Keith Cherry


Dr. Keith Cherry


Keith Cherry is a settler academic and activist living on unceded Lekwungen territories. Keith is currently a Killam Postdoctoral fellow at the University of Alberta, a graduate fellow at the University of Victoria’s Central for Global Studies, a postdoctoral fellow at the University of Alberta’s Centre for Constitutional Studies, and a fellow at the Cedar Trees Institute.

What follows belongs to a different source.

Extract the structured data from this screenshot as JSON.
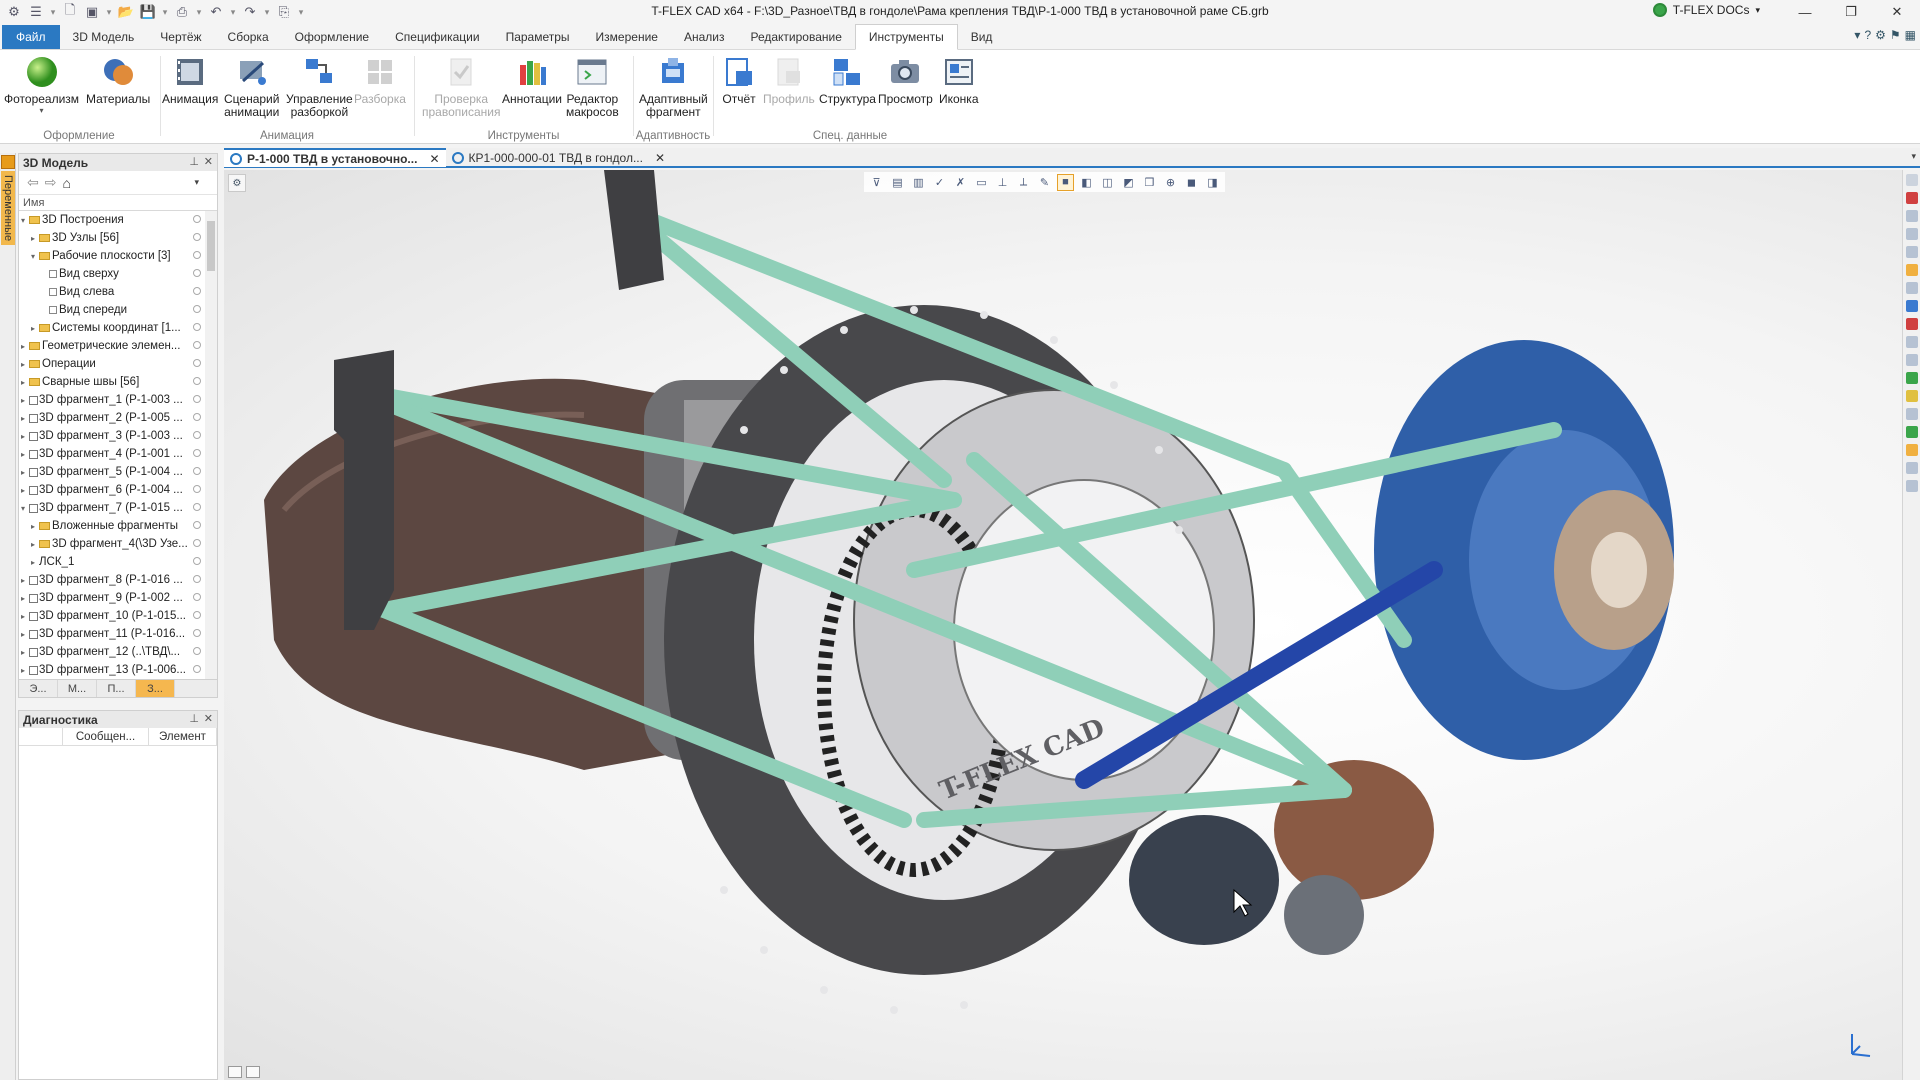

Keith’s interdisciplinary research blends political science, law, economics and political philosophy. His research interests include legal pluralism, decolonization, and agonistic politics with a focus on Canada and the European Union. Keith’s PhD dissertation offered a comparative analysis of pluralism in Canada and the European Union, and is currently under revision for publication as a book. Keith's postdoctoral research focuses on grassroots conceptions of pluralism, asking activists who participated in blockades in support of the Wet'suwet'en in 2020 how they are thinking about decolonization, pluralism, and 'reconciliation'.

Keith has taught multiple courses concerning European integration, law, legal ethics and settler colonialism, and has published on European, Canadian and transnational politics. Keith is also active in non-violent direct action in support of Indigenous sovereignty and climate justice.

Keith's Izaak Walton Killam Memorial Postdoctoral Fellowship is supervised by Professor George Pavlich of the University of Alberta and Assistant Professor Joshua Nichols of McGill University.


  • Pluralism

  • Agonism

  • Decolonization

Rebeca Macias Gimenez


Rebeca Macias


Rebeca Macias Gimenez holds a PhD from the University of Victoria Faculty of Law, an LLM by the University of Calgary, and a Bachelor of Law by the University Federal of Minas Gerais (Brazil). She was a Visiting Scholar at the Canadian Institute of Resources Law, Calgary and a Partner Attorney at Freire, Lagrotta & Gimenez Law Firm (Brazil), specializing in Environmental Law and Energy. Rebeca has participated in various research projects and publications during her doctoral program and has been a teaching assistant and a sessional instructor in UVic programs. During her PhD, she was awarded the Law Foundation of BC fellowship, the Centre for International Governance Innovation scholarship, the UVic Centre for Global Studies fellowship, the UVic Graduate Student Teaching Fellowships in Legal Process, and the Real Estate Foundation Fund for Environmental Law and Policy through her work with her doctoral supervisor, Professor Deborah Curran. She is currently a Grant Notley Postdoctoral Fellow at the University of Alberta Faculty of Law, under the supervision of Professors Hadley Friedland and Joshua Nichols, and a fellow at the Cedar Trees Institute.

Her doctoral dissertation focused on the decision-making processes about infrastructure projects that affect traditional Indigenous territories, Indigenous ways of life, and their relationships within and across communities. Rebeca used a comparative case study method, analysing the processes of two hydropower dams in British Columbia (Site C dam) and Brazil (Belo Monte dam) to explore those issues. Through her postdoctoral research, she examines the experiences of Indigenous people in affirming jurisdiction over their traditional territories and interacting with the colonial governments. More specifically, she analyses the legal principles that guide a particular Dunne-zaa and Cree community on Treaty 8 territory, Northern BC. This analysis will flesh out legal obligations, based on their legal orders, and the relationships that shape how that Indigenous community makes decisions about land and natural resources and how they interact with colonial governments. This is especially relevant considering the recent enactment of the BC Declaration on the Rights of Indigenous Peoples Act (DRIPA) and the expectation of Canada implementing the United Nations Declaration on the Rights of Indigenous Peoples (UNDRIP).


  • Transsystemic environmental law

  • Indigenous peoples and rights

  • Energy and infrastructure projects